The bid by Grant Wahl to oppose Sepp Blatter in this year’s FIFA presidential election might seem like a humorous act of self-publicity by the Sports Illustrated magazine journalist, but it’s very much in keeping with the spirit of the times.
I’m not putting the battle for world football's top job on a par with the life and death struggle for democracy in the Middle East, but the tide of people power sweeping through countries such as Tunisia, Egypt and Libya can’t help but inspire a “we can” mentality among some of us watching the drama unfold.
The FIFA election to find a leader for football's world governing body is politics not sport, and the “why them and not us?” attitude has been prevalent in the political world for years.
In my native Britain, for example, I well remember a habitual parliamentary candidate by the name of Screaming Lord Sutch, who contested a number of elections as the leader of the "Monster Raving Loony Party." Did he ever have a chance of winning anything? No! However, apart from the comic relief factor, his mere presence helped puncture the pomposity of the whole electoral process and perhaps made some people think more about the real issues by creating a ridiculous alternative.
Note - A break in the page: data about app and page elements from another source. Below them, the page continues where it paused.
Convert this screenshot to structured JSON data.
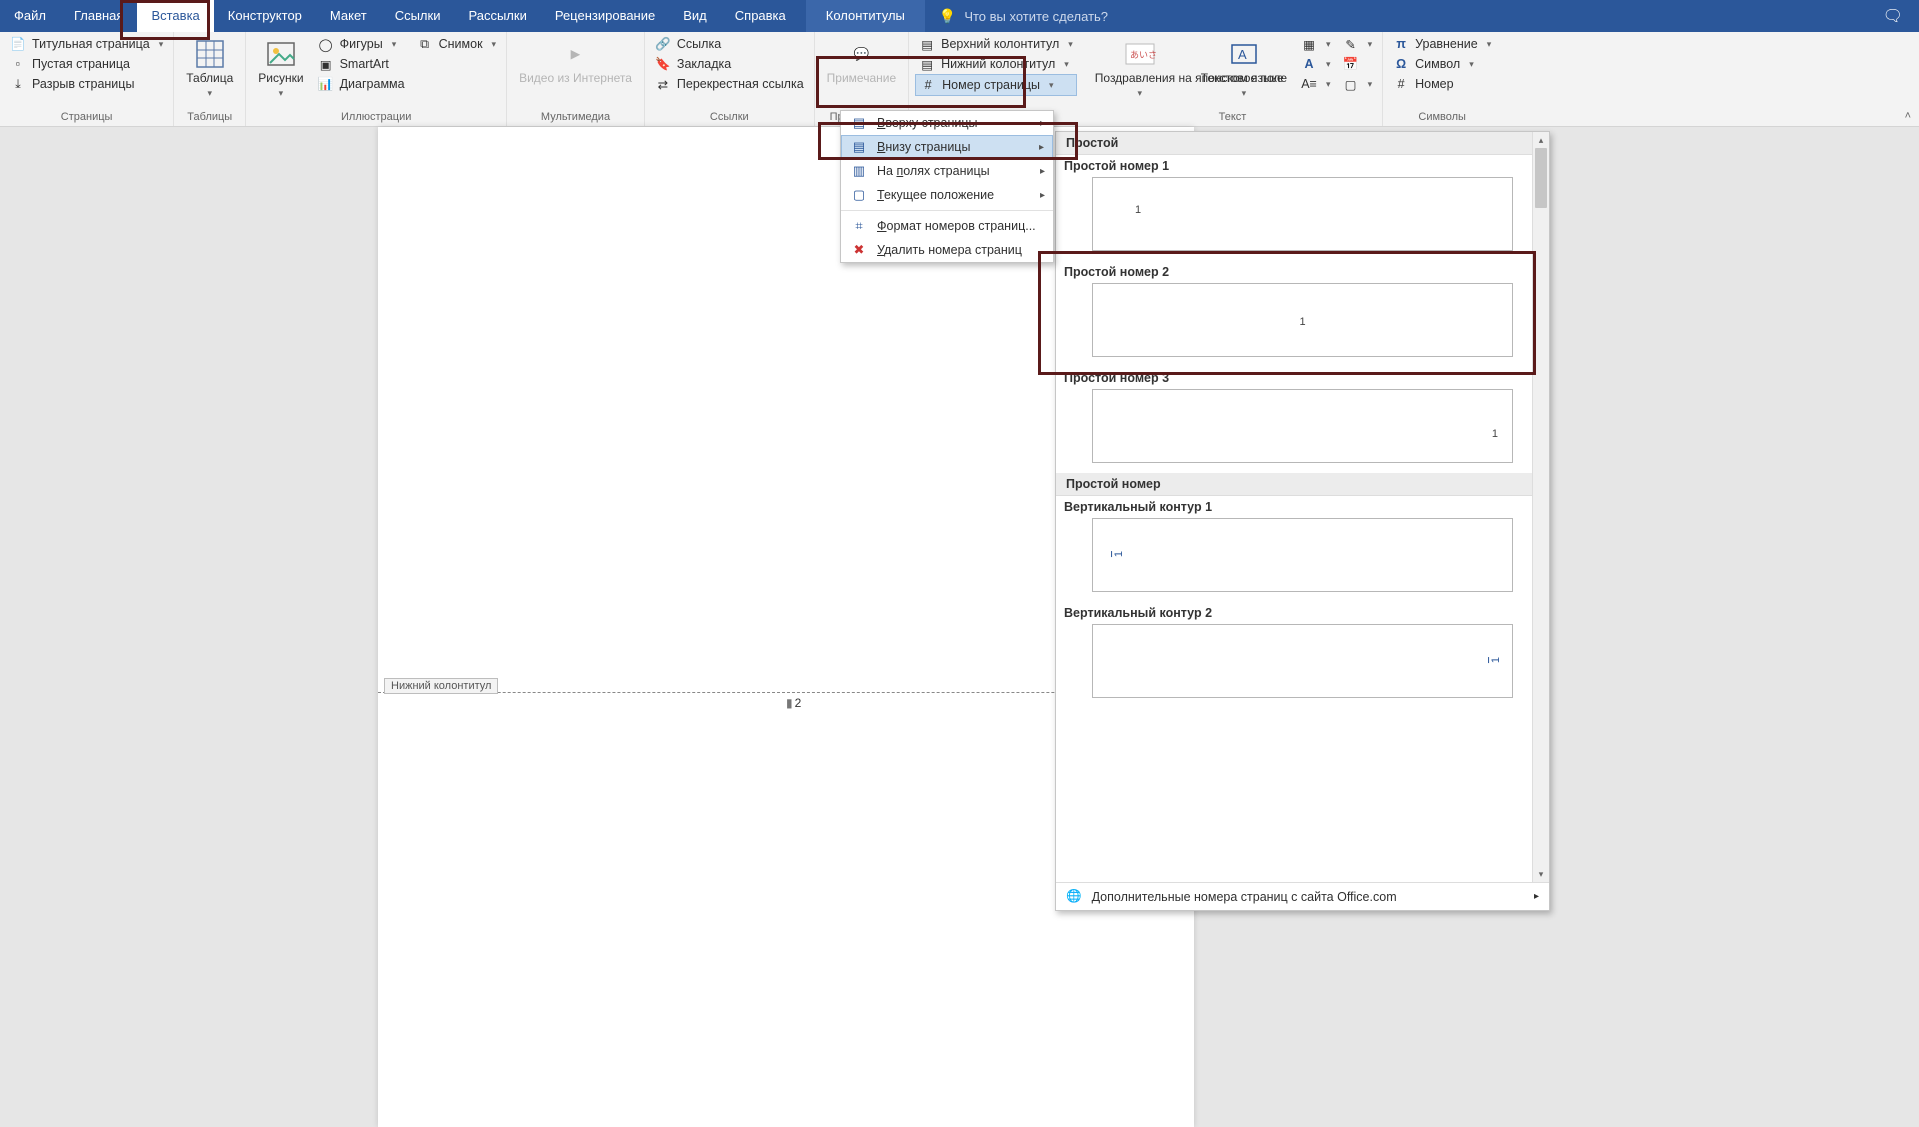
{
  "tabs": {
    "file": "Файл",
    "home": "Главная",
    "insert": "Вставка",
    "design": "Конструктор",
    "layout": "Макет",
    "references": "Ссылки",
    "mailings": "Рассылки",
    "review": "Рецензирование",
    "view": "Вид",
    "help": "Справка",
    "contextual": "Колонтитулы",
    "tellme_placeholder": "Что вы хотите сделать?"
  },
  "ribbon": {
    "pages": {
      "cover_page": "Титульная страница",
      "blank_page": "Пустая страница",
      "page_break": "Разрыв страницы",
      "group": "Страницы"
    },
    "tables": {
      "table": "Таблица",
      "group": "Таблицы"
    },
    "illustrations": {
      "pictures": "Рисунки",
      "shapes": "Фигуры",
      "smartart": "SmartArt",
      "chart": "Диаграмма",
      "screenshot": "Снимок",
      "group": "Иллюстрации"
    },
    "media": {
      "online_video": "Видео из Интернета",
      "group": "Мультимедиа"
    },
    "links": {
      "link": "Ссылка",
      "bookmark": "Закладка",
      "cross_ref": "Перекрестная ссылка",
      "group": "Ссылки"
    },
    "comments": {
      "comment": "Примечание",
      "group": "Примечания"
    },
    "header_footer": {
      "header": "Верхний колонтитул",
      "footer": "Нижний колонтитул",
      "page_number": "Номер страницы"
    },
    "text": {
      "greetings": "Поздравления на японском языке",
      "text_box": "Текстовое поле",
      "group": "Текст"
    },
    "symbols": {
      "equation": "Уравнение",
      "symbol": "Символ",
      "number": "Номер",
      "group": "Символы"
    }
  },
  "page_number_menu": {
    "top": "Вверху страницы",
    "bottom": "Внизу страницы",
    "margins": "На полях страницы",
    "current": "Текущее положение",
    "format": "Формат номеров страниц...",
    "remove": "Удалить номера страниц",
    "underline_chars": {
      "top": "В",
      "bottom": "В",
      "margins": "п",
      "current": "Т",
      "format": "Ф",
      "remove": "У"
    }
  },
  "gallery": {
    "section_simple": "Простой",
    "items": [
      {
        "label": "Простой номер 1",
        "align": "left"
      },
      {
        "label": "Простой номер 2",
        "align": "center"
      },
      {
        "label": "Простой номер 3",
        "align": "right"
      }
    ],
    "section_plain": "Простой номер",
    "items2": [
      {
        "label": "Вертикальный контур 1",
        "align": "left-vert"
      },
      {
        "label": "Вертикальный контур 2",
        "align": "right-vert"
      }
    ],
    "more_office": "Дополнительные номера страниц с сайта Office.com"
  },
  "document": {
    "footer_label": "Нижний колонтитул",
    "page_number_value": "2"
  }
}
In the United States, Ross Perot twice ran for president as an independent candidate without having any realistic chance of winning. However, his entry at least challenged the status quo and provided a choice, perhaps forcing traditional candidates to work harder at proving their policies were indeed any better than those of the red herring.
In film, the ultimate example of a maverick candidacy was in the movie "Brewster’s Millions," in which minor league baseball pitcher Monty Brewster, played by Richard Prior, used part of his inherited fortune on a mayoral campaign in New York as leader of a party he named “None of the Above.” The premise being that none of the candidates truly had the good of the people at heart, so why not vote for None of the Above?
Unfortunately for Brewster, the people took to the idea and he found himself turned from a rebel into a viable candidate - a perfect example of democracy in action. However, that was not in his plans, and, having sought to thumb his nose at the whole democratic process, he was forced to concede that it actually worked.
His solution, when faced with that ultimate irony, was to withdraw from the race, reasoning that while he was of the people and for the people, he had nothing more substantial than a few good intentions with which to lead the people.
How does that relate to Wahl’s bid to become FIFA president? Well, though I’m sure Grant would like to see himself as the people’s candidate - an everyman seeking to snatch the game back from the autocrats - I just wonder whether there can be enough substance behind his bid to see it through in the unlikely event of a victory.
Don’t get me wrong, giving the public a voice at football's top table is a laudable ambition. But, as Monty Brewster discovered, you have to be careful what you wish for.
Grant is a respected journalist. As such, I assume he’s reactive not proactive because it’s our job to break the news not make the news. However, as FIFA president you are the game’s ultimate catalyst. It’s you that makes things happen.
And while, like all of us who love soccer, Grant will have a million theories on how things could be done better, ideas are a dime a dozen. It’s the implementation that counts, with the all the determination, cunning, diplomacy, connections, business acumen, and ruthlessness that it entails.
Therefore, in the event that he does get his name on the ballot, one question above all needs to be considered - would a vote for Grant Wahl be a vote for a legitimate candidate who could take the game forward, or for None of the Above?